[Dataset records]
---+---

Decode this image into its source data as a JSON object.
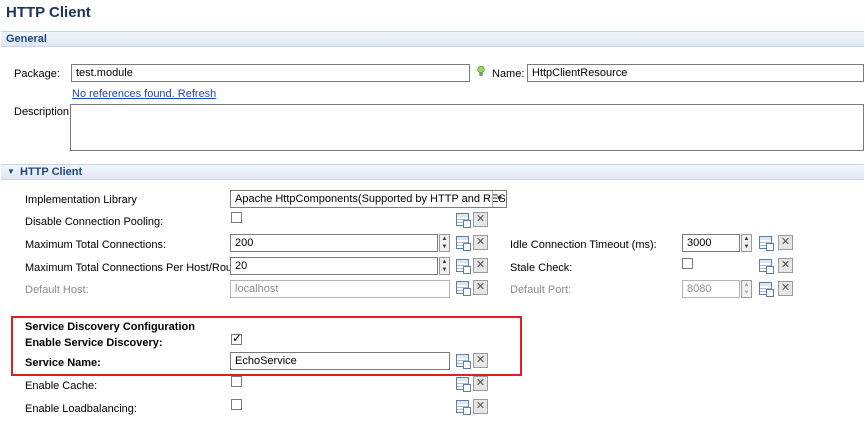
{
  "header": {
    "title": "HTTP Client"
  },
  "general": {
    "section_title": "General",
    "package_label": "Package:",
    "package_value": "test.module",
    "name_label": "Name:",
    "name_value": "HttpClientResource",
    "references_link": "No references found. Refresh",
    "description_label": "Description:"
  },
  "http_client": {
    "section_title": "HTTP Client",
    "collapse_icon": "triangle-down-icon",
    "implementation_library": {
      "label": "Implementation Library",
      "value": "Apache HttpComponents(Supported by HTTP and REST)"
    },
    "disable_connection_pooling": {
      "label": "Disable Connection Pooling:",
      "checked": false
    },
    "max_total_connections": {
      "label": "Maximum Total Connections:",
      "value": "200"
    },
    "max_per_host": {
      "label": "Maximum Total Connections Per Host/Route:",
      "value": "20"
    },
    "default_host": {
      "label": "Default Host:",
      "value": "localhost"
    },
    "idle_timeout": {
      "label": "Idle Connection Timeout (ms):",
      "value": "3000"
    },
    "stale_check": {
      "label": "Stale Check:",
      "checked": false
    },
    "default_port": {
      "label": "Default Port:",
      "value": "8080"
    },
    "service_discovery": {
      "heading": "Service Discovery Configuration",
      "enable_label": "Enable Service Discovery:",
      "enable_checked": true,
      "service_name_label": "Service Name:",
      "service_name_value": "EchoService"
    },
    "enable_cache": {
      "label": "Enable Cache:",
      "checked": false
    },
    "enable_loadbalancing": {
      "label": "Enable Loadbalancing:",
      "checked": false
    }
  },
  "colors": {
    "section_title": "#20467f",
    "highlight_border": "#e02020",
    "link": "#1a47c4"
  }
}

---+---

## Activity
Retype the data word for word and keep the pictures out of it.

## Output of the exercise
Decode this image into its source data as a JSON object.
{
  "header": {
    "title": "HTTP Client"
  },
  "general": {
    "section_title": "General",
    "package_label": "Package:",
    "package_value": "test.module",
    "name_label": "Name:",
    "name_value": "HttpClientResource",
    "references_link": "No references found. Refresh",
    "description_label": "Description:"
  },
  "http_client": {
    "section_title": "HTTP Client",
    "collapse_icon": "triangle-down-icon",
    "implementation_library": {
      "label": "Implementation Library",
      "value": "Apache HttpComponents(Supported by HTTP and REST)"
    },
    "disable_connection_pooling": {
      "label": "Disable Connection Pooling:",
      "checked": false
    },
    "max_total_connections": {
      "label": "Maximum Total Connections:",
      "value": "200"
    },
    "max_per_host": {
      "label": "Maximum Total Connections Per Host/Route:",
      "value": "20"
    },
    "default_host": {
      "label": "Default Host:",
      "value": "localhost"
    },
    "idle_timeout": {
      "label": "Idle Connection Timeout (ms):",
      "value": "3000"
    },
    "stale_check": {
      "label": "Stale Check:",
      "checked": false
    },
    "default_port": {
      "label": "Default Port:",
      "value": "8080"
    },
    "service_discovery": {
      "heading": "Service Discovery Configuration",
      "enable_label": "Enable Service Discovery:",
      "enable_checked": true,
      "service_name_label": "Service Name:",
      "service_name_value": "EchoService"
    },
    "enable_cache": {
      "label": "Enable Cache:",
      "checked": false
    },
    "enable_loadbalancing": {
      "label": "Enable Loadbalancing:",
      "checked": false
    }
  },
  "colors": {
    "section_title": "#20467f",
    "highlight_border": "#e02020",
    "link": "#1a47c4"
  }
}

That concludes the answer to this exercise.